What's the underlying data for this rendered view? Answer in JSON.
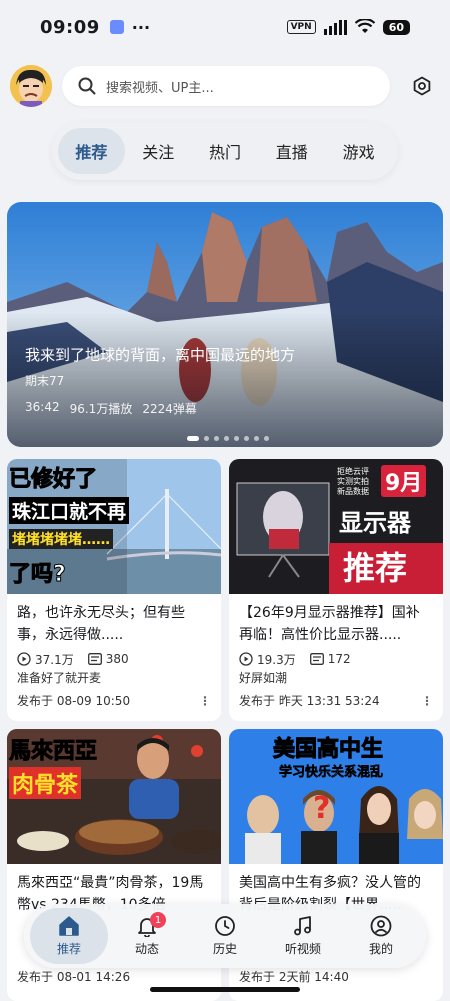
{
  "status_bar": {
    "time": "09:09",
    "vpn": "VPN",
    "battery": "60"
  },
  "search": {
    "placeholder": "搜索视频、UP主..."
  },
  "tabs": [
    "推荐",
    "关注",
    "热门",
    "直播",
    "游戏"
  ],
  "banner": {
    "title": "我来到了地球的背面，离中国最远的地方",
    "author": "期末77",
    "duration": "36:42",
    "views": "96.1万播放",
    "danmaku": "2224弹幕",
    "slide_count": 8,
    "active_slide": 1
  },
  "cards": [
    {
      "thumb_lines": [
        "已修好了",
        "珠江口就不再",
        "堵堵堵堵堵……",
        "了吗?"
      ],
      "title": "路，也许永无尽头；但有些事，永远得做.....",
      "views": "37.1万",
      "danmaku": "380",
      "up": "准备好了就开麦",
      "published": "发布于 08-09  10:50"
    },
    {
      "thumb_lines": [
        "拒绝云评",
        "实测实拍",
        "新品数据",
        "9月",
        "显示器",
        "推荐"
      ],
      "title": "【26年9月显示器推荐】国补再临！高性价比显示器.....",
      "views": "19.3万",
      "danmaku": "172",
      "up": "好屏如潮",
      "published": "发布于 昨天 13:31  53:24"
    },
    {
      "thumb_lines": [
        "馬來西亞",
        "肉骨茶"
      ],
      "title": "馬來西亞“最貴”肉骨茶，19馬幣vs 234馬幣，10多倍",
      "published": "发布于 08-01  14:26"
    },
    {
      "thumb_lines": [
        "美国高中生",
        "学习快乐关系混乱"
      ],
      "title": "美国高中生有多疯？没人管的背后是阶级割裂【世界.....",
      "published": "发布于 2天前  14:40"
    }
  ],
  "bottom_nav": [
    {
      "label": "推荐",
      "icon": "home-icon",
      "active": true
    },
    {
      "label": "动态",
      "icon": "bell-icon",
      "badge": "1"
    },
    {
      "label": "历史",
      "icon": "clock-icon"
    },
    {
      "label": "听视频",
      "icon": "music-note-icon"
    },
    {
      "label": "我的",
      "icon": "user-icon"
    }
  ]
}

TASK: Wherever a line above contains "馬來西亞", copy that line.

TASK RESPONSE:
        "馬來西亞",
      "title": "馬來西亞“最貴”肉骨茶，19馬幣vs 234馬幣，10多倍",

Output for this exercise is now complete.